I’ve decided to start a new series of posts here on my blog.  It’s called, “Why Everything You’ve Ever Loved is Terrible” (or WEYELT in the tags).  These posts are more Pop Culture inspired than aesthetics inspired.  That doesn’t mean that aesthetics doesn’t play a role though.  In fact I think there’s a real give and take relationship between pop culture and aesthetics.  Pop culture is made up of images, which means aesthetic theories can be applied to them.  In turn, it seems a bit naïve to think that the pop culture of the time had no influence on these philosophers’ theories of aesthetics.

I supposed before I get started I should just clarify what I mean by Popular Culture.  While there are numerous definitions of what pop culture is, many of which make a distinction between high culture and pop culture, for me pop culture is simply culture that is popular.  I make no judgments of quality.

On with the show!



Since Christmas is only a few days away, I decided to use it as the start of this series.  Though Christmas isn’t terrible per se, especially if you embrace is for what it really is.  I suppose the alternate title for this is really, “Why People Who Complain that Christmas has Gotten Too Commercial are Idiots.”  But that doesn’t really roll off the tongue.  Anyway, those readers who know me probably know that this semester I wrote a paper about Hallmark Christmas ornaments (and now everyone else is caught up), and it’s the research for that paper that’s inspired this post.

The Christmas that we think of and celebrate today (in America) is largely influenced by the “traditional” English Christmas, which was invented in the mid-1800s.  The Victorians were great at inventing traditions and making it seem like they had been around for centuries.  This version of Christmas has been commercial from its inception.

Theologically speaking, Christmas has never really been the big holiday.  Easter is really the more important one, since it celebrates Jesus’ resurrection, which is generally seen as being more significant.  We don’t even really know Christ’s actual birthday.  December 25th was chosen to compete with the various non-Christian winter festivities.  Before the Victorians Christmas wasn’t really a big deal, and often wasn’t celebrated at all.  So why did the Victorians reinvent the holiday?  It’s no coincidence that the holiday became popular only after the Industrial Revolution.  The Industrial Revolution brought with it the ability to make a lot of stuff.  And the new jobs brought a new class who had money and wanted to buy well, a lot of stuff.  All these changes also brought a nostalgia for simpler, better times (that never actually existed, by the way).  It was out of this nostalgia and looking for an excuse to buy things that the traditional Christmas was born.

Nearly every aspect of the new Christmas had consumerism at its base – Christmas cards, trees, buying gifts, even Christmas carols.  Essentially the traditional Christmas was a celebration of a new market economy, with a religious aspect tacked on to ease some guilt.  Does this mean Christmas is terrible?  No, not really.  Christmas can be a joyous time, a time of family and generosity.  It’s a time that many people look forward to all year, and not just for the free stuff.  And hey, if the holiday helps some people get more in touch with their religion/spirituality, that’s great too.  Just don’t go yelling about “keep Christ in Christmas” when from the beginning he’s barely been a part of it.

There’s also Santa.

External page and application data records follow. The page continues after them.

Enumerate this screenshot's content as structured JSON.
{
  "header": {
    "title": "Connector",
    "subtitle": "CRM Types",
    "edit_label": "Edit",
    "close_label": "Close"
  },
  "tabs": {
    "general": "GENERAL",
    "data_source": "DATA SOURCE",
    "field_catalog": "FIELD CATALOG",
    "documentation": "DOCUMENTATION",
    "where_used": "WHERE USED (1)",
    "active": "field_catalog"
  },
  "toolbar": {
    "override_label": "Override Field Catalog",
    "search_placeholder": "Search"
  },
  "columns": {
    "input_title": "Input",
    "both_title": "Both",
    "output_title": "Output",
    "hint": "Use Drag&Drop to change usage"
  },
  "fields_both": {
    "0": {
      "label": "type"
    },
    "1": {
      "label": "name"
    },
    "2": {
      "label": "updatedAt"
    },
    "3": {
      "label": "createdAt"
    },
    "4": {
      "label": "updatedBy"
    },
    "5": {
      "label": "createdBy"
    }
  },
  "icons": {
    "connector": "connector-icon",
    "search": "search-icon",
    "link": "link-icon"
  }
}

In America Santa Claus is a jolly old elf with a stomach like a bowl full of jelly. His past is a bit more sinister though. His ancestors were far more mean and way more into corporal punishment. If you were a child back in old Germany, Holland, and the like if you were bad, you didn’t get coal. You got a beating. Even the original Christmas trees had a judgment aspect to them, similar to that of St. Nicholas.

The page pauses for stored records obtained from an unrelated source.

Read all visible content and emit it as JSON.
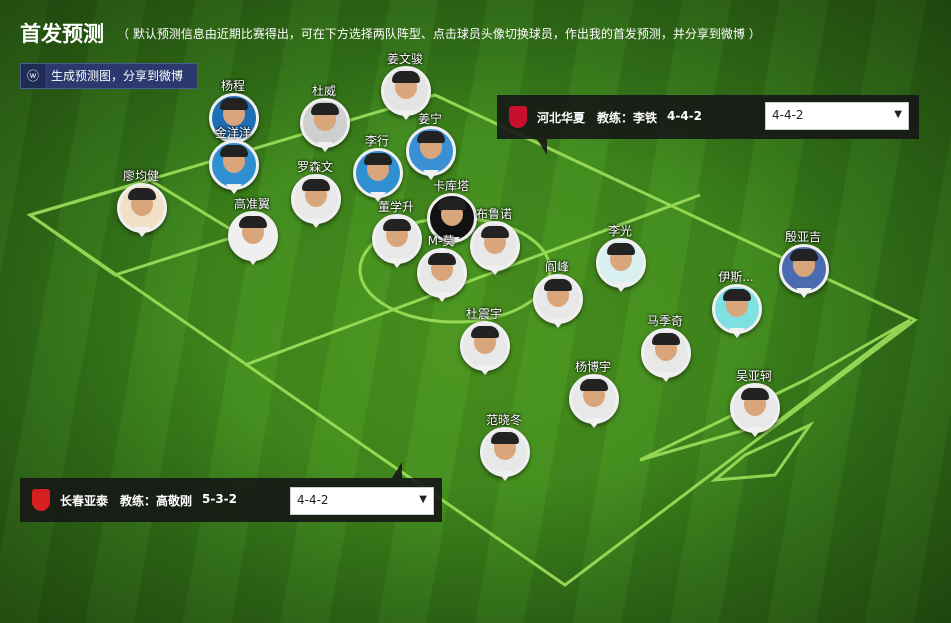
{
  "header": {
    "title": "首发预测",
    "description": "（ 默认预测信息由近期比赛得出，可在下方选择两队阵型、点击球员头像切换球员，作出我的首发预测，并分享到微博 ）"
  },
  "share": {
    "icon": "weibo-icon",
    "label": "生成预测图，分享到微博"
  },
  "team_home": {
    "name": "河北华夏",
    "coach_label": "教练：李铁",
    "formation": "4-4-2",
    "select_value": "4-4-2",
    "badge_color": "#c8102e"
  },
  "team_away": {
    "name": "长春亚泰",
    "coach_label": "教练：高敬刚",
    "formation": "5-3-2",
    "select_value": "4-4-2",
    "badge_color": "#d6201f"
  },
  "home_players": [
    {
      "name": "杨程",
      "color": "#1f6fb5"
    },
    {
      "name": "金洋洋",
      "color": "#2f8fd0"
    },
    {
      "name": "杜威",
      "color": "#cfcfcf"
    },
    {
      "name": "罗森文",
      "color": "#e8e8e8"
    },
    {
      "name": "廖均健",
      "color": "#f0e0c8"
    },
    {
      "name": "高准翼",
      "color": "#efefef"
    },
    {
      "name": "姜文骏",
      "color": "#e4e4e4"
    },
    {
      "name": "李行",
      "color": "#2f8fd0"
    },
    {
      "name": "姜宁",
      "color": "#3a90d5"
    },
    {
      "name": "卡库塔",
      "color": "#111111"
    },
    {
      "name": "董学升",
      "color": "#e8e8e8"
    },
    {
      "name": "M-莫",
      "color": "#e8e8e8"
    }
  ],
  "away_players": [
    {
      "name": "布鲁诺",
      "color": "#e8e8e8"
    },
    {
      "name": "李光",
      "color": "#d9f0f0"
    },
    {
      "name": "殷亚吉",
      "color": "#4a6bb0"
    },
    {
      "name": "阎峰",
      "color": "#e8e8e8"
    },
    {
      "name": "伊斯...",
      "color": "#7ee0e0"
    },
    {
      "name": "杜震宇",
      "color": "#e8e8e8"
    },
    {
      "name": "马季奇",
      "color": "#e8e8e8"
    },
    {
      "name": "杨博宇",
      "color": "#e8e8e8"
    },
    {
      "name": "吴亚轲",
      "color": "#e8e8e8"
    },
    {
      "name": "范晓冬",
      "color": "#e8e8e8"
    }
  ]
}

I won't even get into the fact that the most popular image of Santa was designed for Coca-Cola.

I won’t even get into the fact that the most popular image of Santa was designed for Coca-Cola.

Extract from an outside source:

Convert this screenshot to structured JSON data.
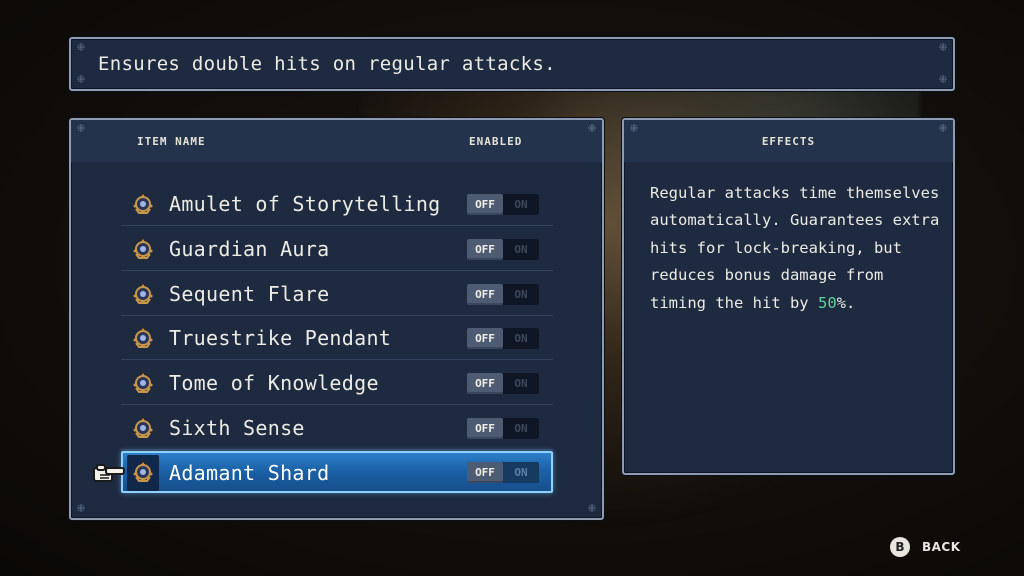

If you find this topic interesting I recommend reading The Battle for Christmas by Stephen Nissenbaum, Christmas in America: A History by Penne L. Restad and/or Christmas, Ideology, and Popular Culture by Sheila Whitely.

Or if you want to yell at me for being a blasphemous heathen, I also recommend reading those books.

And if you need another reason Christmas can be terrible, make sure to check out the Weird Fetish of the Day over at Pizza Clubhouse.